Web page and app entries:
____________

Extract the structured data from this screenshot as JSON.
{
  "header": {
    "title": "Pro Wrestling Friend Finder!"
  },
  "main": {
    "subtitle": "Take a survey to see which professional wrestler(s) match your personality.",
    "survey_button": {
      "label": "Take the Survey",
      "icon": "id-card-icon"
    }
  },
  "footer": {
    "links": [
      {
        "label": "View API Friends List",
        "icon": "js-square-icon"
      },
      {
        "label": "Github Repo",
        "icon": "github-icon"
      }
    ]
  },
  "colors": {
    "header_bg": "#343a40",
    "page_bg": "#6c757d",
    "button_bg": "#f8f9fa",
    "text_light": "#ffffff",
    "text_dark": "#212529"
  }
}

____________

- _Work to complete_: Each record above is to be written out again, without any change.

- _Expected output_:
Extract the structured data from this screenshot as JSON.
{
  "header": {
    "title": "Pro Wrestling Friend Finder!"
  },
  "main": {
    "subtitle": "Take a survey to see which professional wrestler(s) match your personality.",
    "survey_button": {
      "label": "Take the Survey",
      "icon": "id-card-icon"
    }
  },
  "footer": {
    "links": [
      {
        "label": "View API Friends List",
        "icon": "js-square-icon"
      },
      {
        "label": "Github Repo",
        "icon": "github-icon"
      }
    ]
  },
  "colors": {
    "header_bg": "#343a40",
    "page_bg": "#6c757d",
    "button_bg": "#f8f9fa",
    "text_light": "#ffffff",
    "text_dark": "#212529"
  }
}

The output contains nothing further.